Your answer must be the lines from the one containing "Transcribe this image's" through the last line of the records below, copied exactly, with the pictures left out.

Segment Start: Provided data

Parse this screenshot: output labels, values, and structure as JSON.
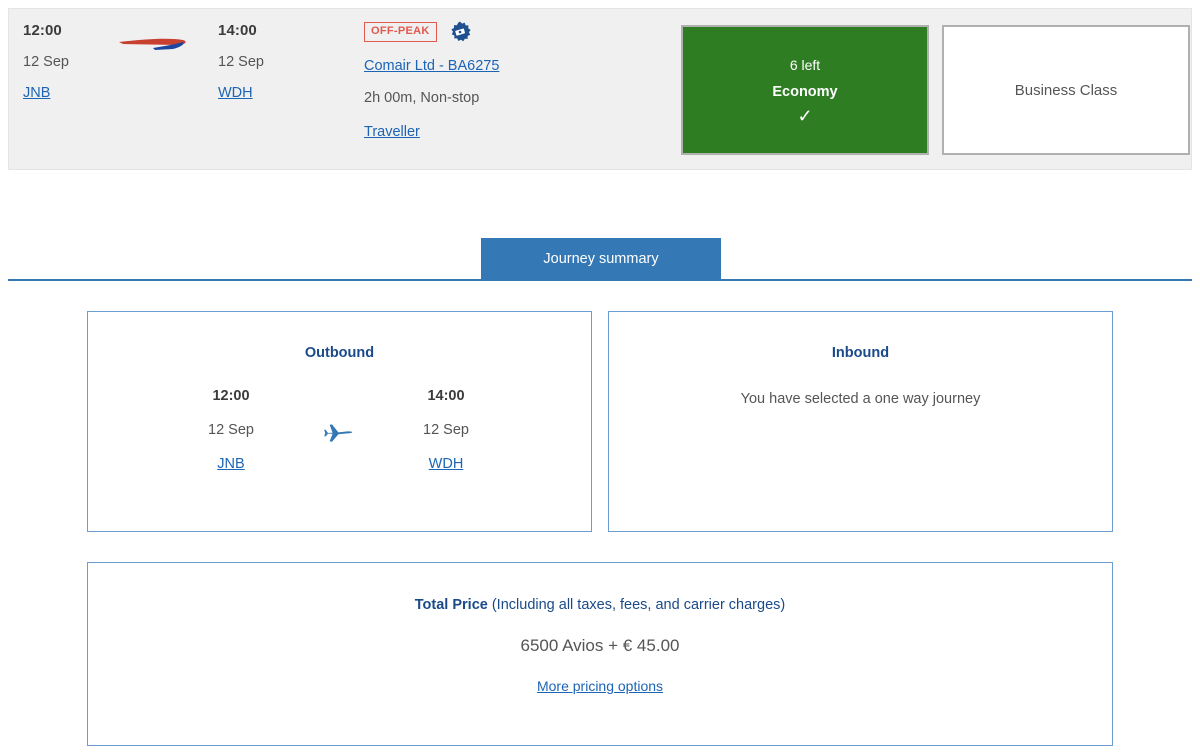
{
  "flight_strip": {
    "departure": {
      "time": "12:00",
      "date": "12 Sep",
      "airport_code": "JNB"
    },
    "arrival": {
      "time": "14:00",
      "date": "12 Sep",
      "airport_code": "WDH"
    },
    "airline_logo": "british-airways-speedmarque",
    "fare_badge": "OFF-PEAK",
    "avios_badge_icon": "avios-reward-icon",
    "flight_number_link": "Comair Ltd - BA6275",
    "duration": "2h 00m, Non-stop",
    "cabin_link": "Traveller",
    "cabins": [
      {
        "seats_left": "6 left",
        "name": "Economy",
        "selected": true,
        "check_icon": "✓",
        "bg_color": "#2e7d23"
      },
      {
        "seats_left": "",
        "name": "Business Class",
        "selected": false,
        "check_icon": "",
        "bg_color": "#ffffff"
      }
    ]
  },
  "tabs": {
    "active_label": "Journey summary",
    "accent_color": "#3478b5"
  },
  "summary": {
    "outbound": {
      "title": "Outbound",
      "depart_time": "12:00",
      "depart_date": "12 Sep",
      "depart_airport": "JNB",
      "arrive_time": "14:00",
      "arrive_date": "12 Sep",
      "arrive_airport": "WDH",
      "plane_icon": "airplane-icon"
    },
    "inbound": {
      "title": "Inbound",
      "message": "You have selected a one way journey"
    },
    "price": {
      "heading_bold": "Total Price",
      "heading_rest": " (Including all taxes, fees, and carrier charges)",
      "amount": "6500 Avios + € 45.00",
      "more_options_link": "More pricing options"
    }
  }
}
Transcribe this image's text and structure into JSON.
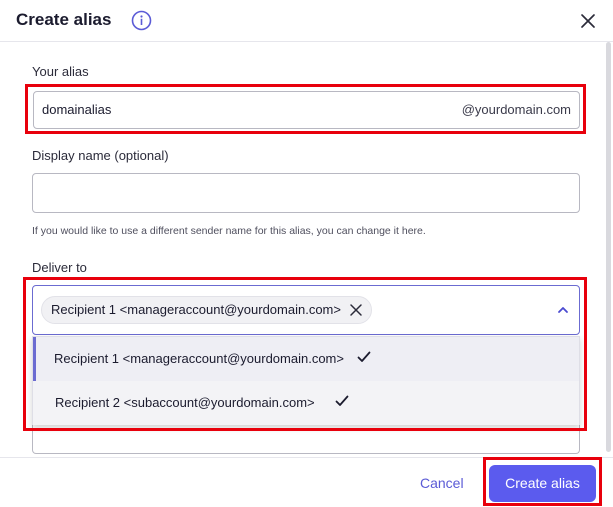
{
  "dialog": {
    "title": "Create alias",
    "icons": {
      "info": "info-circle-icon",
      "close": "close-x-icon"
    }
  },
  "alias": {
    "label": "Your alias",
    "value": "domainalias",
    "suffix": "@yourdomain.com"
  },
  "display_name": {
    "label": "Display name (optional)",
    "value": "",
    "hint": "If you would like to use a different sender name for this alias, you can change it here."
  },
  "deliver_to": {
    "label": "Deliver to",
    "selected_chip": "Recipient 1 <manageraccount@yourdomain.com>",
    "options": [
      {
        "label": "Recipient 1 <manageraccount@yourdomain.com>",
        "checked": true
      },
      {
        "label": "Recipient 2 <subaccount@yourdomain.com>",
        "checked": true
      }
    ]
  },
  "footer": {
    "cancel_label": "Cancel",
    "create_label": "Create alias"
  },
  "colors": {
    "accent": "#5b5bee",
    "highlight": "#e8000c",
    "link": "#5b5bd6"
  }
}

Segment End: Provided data

## Answer section
Transcribe this image's text and structure into JSON.
{
  "dialog": {
    "title": "Create alias",
    "icons": {
      "info": "info-circle-icon",
      "close": "close-x-icon"
    }
  },
  "alias": {
    "label": "Your alias",
    "value": "domainalias",
    "suffix": "@yourdomain.com"
  },
  "display_name": {
    "label": "Display name (optional)",
    "value": "",
    "hint": "If you would like to use a different sender name for this alias, you can change it here."
  },
  "deliver_to": {
    "label": "Deliver to",
    "selected_chip": "Recipient 1 <manageraccount@yourdomain.com>",
    "options": [
      {
        "label": "Recipient 1 <manageraccount@yourdomain.com>",
        "checked": true
      },
      {
        "label": "Recipient 2 <subaccount@yourdomain.com>",
        "checked": true
      }
    ]
  },
  "footer": {
    "cancel_label": "Cancel",
    "create_label": "Create alias"
  },
  "colors": {
    "accent": "#5b5bee",
    "highlight": "#e8000c",
    "link": "#5b5bd6"
  }
}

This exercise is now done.